And this is going to come back up in different ways, in different manifestations, all the way through, as candidates have to figure out how to deal with it. John McCain was very forceful in 2008 in saying he was not going to question Barack Obama's patriotism. Scott Walker I think is having -- is making this tougher on himself than it needs to be but something that he's going to have to figure out how to deal with.

BASH: Guess what? He's not going to be on the ballot. Obama is not on the ballot. It's the person you're going to be covering, Hillary Clinton.


BASH: So this is an early test of how they are going to approach their campaigns but when you look at the fundamental basics of it, why waste it on this?

BROWNSTEIN: Well, it's really -- to me, is again, I think the issue for Scott Walker is, is he someone who can truly speak to the broad range of the public? That is the potential of his campaign. We'll see if he can deliver it in practice.

KEILAR: Or can he answer a question is the other thing. He's been asked various times different questions. Some hot button divisive topics, but you have to answer a question. That is a pretty basic requirement of a potential candidate.

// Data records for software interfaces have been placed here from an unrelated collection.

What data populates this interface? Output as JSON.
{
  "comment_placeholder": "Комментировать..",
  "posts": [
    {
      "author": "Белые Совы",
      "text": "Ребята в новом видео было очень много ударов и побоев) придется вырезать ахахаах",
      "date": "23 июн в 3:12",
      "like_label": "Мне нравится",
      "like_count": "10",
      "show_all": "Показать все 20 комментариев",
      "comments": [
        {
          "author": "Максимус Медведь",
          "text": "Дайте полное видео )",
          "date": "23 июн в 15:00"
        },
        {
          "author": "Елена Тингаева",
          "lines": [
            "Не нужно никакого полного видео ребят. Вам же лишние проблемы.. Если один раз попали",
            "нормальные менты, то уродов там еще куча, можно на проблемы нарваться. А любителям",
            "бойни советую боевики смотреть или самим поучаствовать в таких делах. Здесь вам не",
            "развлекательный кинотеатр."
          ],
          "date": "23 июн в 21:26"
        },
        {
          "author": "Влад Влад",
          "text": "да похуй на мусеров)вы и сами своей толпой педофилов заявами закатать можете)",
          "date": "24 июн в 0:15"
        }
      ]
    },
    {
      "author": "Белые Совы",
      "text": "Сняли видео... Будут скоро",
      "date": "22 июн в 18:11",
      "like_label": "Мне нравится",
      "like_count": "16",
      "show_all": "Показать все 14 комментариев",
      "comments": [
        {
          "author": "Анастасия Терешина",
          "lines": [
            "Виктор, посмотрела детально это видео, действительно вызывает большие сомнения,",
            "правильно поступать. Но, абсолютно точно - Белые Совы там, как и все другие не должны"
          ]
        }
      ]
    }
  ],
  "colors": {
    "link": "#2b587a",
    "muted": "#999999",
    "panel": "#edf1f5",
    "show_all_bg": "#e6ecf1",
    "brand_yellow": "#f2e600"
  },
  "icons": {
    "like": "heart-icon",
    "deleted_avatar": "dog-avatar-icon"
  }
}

BLITZER: Has the op-ed that Rudy Giuliani wrote in today's "Wall Street Journal" ended this issue for him or is he going to be dogged by it in the days and weeks to come?

BROWNSTEIN: Well, I think Rudy Giuliani -- considering it's Rudy Giuliani who does not back up very often, I think he went a long way toward not quite apologizing but certainly clarifying his remarks. And I think he probably went as far as he's going to go towards answering this. I don't think this stays an issue in the Republican primary as it

is developing but I do think, as I said, there's an impulse reflected here that is not going to go away and I think the candidates are going to deal with it in different manifestations through the primaries.

KEILAR: You said, Dana, the president shouldn't -- they shouldn't be talking about President Obama. Well, I don't think they should be talking -- Republicans should be talking about this when it comes to President Obama but maybe they could talk about his policies which they could connect to Hillary Clinton who teams to be the candidate --

BLITZER: Dana, while I have you here --

BASH: Yes.

BLITZER: -- the Department of Homeland Security, if there's no funding approved by Friday, they are going to shut down in a dangerous moment right there. Is there going to be a deal?

BASH: Right now, there's no deal in sight. The Senate majority leader made a move to try to get a vote for conservatives on what they have been wanting in the Senate, which is to do away with the president's executive action on immigration. That will now be later in the week. Then how they are going to deal with the funding issue? To be determined. We don't know.

BROWNSTEIN: This is where these two things intersect. To not give an inch to President Obama on anything, to fight him as much as possible on everything, that puts him in a difficult position.

BASH: That versus governing.

BROWNSTEIN: That versus governing, and also in terms of these candidates speaking to the broad electorate they're going to need to eventually win the White House in 2016.

BLITZER: And Hillary Clinton is going to be delivering a speech tomorrow. She's been in the background, right?

KEILAR: Yes, she has. She came out on some issues, the politics of vaccines a couple of weeks ago, but she hasn't touched this with a ten-foot pole. And when you talk to some people who are close to her, they are thrilled by what is going on with Republicans. There's a story various -- machinations of the story about the Clinton foundation and donations coming from foreign governments and individuals. It's competing for oxygen with this story, with Scott Walker and Rudy Giuliani and they are quite happy on some of these to sit back and let Republicans just take up some of the --

BROWNSTEIN: Who would have thought it would be a dramatic political statement to come out for vaccines?


(CROSSTALK) BLITZER: All right, guys, thanks very much. That's it for me.

Thanks very much for watching. Remember, you can always follow us on Twitter. Tweet me @wolfblitzer. You can tweet the show @CNNsitroom. Please be sure to join us again tomorrow right here in THE SITUATION ROOM.

"ERIN BURNETT OUTFRONT" starts right now.